Spotify planning direct listing that stops short of IPO
Music streaming service Spotify is reportedly embarking on an unconventional share listing that stops short of a full-blown initial public offering (IPO).
The company is planning a direct listing this autumn. It will see Spotify register shares on a stock exchange and become a publicly listed company without raising new cash, according to the Wall Street Journal.
Existing investors will be able to sell off their own stakes and shares will be publicly traded, with the price based on supply and demand.
It would save Spotify from paying underwriting fees to launch an IPO, and would avoid diluting the value of existing stakes in the company.
A direct listing could also sidestep a surge in first-day trading that usually takes place after an IPO, which can signal that a company undervalued its newly issued shares.
The tactic is usually used by smaller companies that do not expect high levels of trading in their stock.
Spotify, which last year issued a 1 billion US dollar convertible bond (£801 million), was publicly valued at 8.5 billion US dollars (£6.8 billion) in 2015.

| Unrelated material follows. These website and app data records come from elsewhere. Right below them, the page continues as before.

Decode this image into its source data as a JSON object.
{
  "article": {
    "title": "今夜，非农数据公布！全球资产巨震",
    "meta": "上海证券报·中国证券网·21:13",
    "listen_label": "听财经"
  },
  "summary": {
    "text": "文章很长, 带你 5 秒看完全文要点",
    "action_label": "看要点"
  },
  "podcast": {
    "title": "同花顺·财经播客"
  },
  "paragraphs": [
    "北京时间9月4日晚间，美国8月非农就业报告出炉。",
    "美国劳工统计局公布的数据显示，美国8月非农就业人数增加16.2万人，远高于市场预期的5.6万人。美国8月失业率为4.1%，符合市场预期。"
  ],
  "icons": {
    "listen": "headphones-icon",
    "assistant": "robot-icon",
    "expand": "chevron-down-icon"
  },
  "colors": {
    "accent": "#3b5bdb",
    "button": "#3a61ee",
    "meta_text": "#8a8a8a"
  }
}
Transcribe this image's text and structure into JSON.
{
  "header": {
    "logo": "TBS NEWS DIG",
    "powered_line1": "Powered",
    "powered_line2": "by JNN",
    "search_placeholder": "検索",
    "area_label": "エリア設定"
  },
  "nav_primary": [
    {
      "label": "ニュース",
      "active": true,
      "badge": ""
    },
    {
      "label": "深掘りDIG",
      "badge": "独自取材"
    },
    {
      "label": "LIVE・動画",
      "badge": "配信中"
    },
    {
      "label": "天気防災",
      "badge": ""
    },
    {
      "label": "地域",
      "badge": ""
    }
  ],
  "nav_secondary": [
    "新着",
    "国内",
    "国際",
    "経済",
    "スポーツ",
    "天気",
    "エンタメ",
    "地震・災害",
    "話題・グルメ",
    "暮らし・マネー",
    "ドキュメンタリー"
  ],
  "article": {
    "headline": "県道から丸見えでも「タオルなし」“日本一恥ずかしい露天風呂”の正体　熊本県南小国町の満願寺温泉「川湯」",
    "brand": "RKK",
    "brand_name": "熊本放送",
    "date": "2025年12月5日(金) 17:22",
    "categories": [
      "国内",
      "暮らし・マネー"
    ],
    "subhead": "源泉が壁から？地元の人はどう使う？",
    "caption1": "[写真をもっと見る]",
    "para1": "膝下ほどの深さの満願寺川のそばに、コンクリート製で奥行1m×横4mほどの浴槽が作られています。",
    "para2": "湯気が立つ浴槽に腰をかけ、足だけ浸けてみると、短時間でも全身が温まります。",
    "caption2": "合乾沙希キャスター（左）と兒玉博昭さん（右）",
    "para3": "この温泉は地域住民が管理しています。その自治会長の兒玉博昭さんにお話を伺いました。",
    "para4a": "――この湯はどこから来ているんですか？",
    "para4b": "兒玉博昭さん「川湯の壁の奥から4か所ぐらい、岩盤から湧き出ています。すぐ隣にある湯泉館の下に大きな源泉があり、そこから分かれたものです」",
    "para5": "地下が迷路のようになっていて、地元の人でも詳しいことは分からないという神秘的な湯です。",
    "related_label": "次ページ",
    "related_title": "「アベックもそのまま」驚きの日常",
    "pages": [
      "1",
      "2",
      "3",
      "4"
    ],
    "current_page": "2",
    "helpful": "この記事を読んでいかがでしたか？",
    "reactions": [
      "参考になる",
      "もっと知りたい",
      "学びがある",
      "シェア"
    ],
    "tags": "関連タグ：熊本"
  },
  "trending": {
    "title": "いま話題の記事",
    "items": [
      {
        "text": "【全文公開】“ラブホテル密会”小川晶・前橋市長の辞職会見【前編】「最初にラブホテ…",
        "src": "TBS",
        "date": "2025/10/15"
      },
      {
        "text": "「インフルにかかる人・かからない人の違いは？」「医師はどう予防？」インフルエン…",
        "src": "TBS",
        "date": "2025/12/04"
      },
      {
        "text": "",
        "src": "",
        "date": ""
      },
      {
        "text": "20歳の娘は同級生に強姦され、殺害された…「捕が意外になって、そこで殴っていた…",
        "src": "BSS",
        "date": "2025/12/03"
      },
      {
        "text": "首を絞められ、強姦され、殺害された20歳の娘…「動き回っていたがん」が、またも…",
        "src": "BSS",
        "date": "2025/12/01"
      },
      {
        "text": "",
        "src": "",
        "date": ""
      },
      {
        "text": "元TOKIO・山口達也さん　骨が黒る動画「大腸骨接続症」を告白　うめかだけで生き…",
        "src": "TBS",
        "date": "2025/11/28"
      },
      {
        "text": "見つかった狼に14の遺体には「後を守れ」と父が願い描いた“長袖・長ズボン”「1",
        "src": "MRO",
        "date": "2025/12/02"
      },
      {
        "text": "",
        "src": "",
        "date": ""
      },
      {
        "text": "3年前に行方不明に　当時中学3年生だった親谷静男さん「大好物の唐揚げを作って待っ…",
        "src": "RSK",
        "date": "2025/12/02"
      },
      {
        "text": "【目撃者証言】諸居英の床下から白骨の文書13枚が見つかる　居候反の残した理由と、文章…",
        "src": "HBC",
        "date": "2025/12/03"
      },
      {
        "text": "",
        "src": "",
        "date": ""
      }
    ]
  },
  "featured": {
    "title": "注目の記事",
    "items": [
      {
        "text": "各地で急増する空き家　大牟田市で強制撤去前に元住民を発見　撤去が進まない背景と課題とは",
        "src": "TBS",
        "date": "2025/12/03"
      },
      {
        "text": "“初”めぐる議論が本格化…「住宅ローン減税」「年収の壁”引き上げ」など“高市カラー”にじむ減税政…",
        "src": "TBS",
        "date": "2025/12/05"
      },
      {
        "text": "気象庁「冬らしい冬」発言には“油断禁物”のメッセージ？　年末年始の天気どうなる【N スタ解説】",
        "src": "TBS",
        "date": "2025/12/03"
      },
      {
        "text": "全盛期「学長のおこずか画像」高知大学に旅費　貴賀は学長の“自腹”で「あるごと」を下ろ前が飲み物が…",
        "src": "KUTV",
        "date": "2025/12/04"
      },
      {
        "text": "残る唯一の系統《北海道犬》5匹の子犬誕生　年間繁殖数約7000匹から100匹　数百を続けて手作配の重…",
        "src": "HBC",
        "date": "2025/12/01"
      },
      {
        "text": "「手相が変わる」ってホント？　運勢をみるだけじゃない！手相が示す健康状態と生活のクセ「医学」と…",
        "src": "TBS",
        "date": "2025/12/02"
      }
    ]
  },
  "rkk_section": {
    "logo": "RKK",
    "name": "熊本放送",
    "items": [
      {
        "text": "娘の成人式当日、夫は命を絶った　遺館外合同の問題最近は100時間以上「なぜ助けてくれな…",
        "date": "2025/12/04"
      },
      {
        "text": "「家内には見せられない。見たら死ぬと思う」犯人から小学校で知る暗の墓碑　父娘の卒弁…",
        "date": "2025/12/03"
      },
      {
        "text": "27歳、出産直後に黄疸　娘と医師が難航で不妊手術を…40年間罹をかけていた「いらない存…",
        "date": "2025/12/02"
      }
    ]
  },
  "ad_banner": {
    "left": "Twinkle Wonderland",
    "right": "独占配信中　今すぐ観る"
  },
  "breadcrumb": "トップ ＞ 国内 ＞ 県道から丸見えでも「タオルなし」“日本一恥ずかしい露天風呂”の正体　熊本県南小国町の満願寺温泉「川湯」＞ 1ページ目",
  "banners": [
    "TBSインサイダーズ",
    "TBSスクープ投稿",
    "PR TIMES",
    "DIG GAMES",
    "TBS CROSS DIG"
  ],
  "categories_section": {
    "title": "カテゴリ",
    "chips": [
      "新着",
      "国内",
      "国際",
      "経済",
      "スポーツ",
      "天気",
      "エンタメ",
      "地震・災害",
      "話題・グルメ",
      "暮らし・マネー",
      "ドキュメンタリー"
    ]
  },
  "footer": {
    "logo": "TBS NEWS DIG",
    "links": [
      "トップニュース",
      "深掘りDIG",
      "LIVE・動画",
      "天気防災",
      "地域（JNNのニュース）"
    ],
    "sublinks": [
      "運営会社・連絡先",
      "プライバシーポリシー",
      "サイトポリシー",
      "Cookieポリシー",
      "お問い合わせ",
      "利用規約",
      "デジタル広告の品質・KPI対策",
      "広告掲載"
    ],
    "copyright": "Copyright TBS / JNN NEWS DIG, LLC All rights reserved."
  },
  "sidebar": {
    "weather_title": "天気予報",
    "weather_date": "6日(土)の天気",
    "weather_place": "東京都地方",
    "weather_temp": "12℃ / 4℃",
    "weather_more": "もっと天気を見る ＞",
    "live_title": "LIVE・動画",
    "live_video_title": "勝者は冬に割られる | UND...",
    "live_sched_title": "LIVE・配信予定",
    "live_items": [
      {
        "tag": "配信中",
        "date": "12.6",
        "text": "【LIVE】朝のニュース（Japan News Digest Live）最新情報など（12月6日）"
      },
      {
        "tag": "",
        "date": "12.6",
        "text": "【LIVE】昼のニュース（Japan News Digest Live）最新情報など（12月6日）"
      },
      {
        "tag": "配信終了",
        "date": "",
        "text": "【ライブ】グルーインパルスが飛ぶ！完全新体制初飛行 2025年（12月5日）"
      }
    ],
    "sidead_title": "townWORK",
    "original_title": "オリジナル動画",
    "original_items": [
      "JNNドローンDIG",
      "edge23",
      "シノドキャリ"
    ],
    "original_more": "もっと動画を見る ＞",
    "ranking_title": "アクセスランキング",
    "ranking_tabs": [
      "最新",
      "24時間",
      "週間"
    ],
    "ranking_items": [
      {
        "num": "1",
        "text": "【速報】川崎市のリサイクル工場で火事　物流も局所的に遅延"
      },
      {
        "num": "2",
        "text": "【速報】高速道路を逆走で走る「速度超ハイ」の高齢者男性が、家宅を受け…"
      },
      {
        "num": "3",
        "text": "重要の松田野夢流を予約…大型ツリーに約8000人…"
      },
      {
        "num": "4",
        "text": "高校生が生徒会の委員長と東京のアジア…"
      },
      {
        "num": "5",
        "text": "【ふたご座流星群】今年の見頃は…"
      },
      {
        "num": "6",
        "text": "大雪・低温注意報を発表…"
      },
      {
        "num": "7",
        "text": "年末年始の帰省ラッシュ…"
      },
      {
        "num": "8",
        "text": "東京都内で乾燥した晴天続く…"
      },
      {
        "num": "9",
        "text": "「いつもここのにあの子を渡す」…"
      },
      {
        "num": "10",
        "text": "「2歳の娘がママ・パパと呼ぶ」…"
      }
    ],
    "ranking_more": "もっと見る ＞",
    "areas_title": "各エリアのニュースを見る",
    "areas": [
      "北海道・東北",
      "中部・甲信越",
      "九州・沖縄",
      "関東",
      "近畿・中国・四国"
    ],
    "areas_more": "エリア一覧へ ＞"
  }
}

The music streaming service had more than 50 million subscribers as of March and reported revenues of 1.95 billion euros (£1.56 billion) for 2015, though its net loss widened by 7% that year to 173 million euros (£138 million).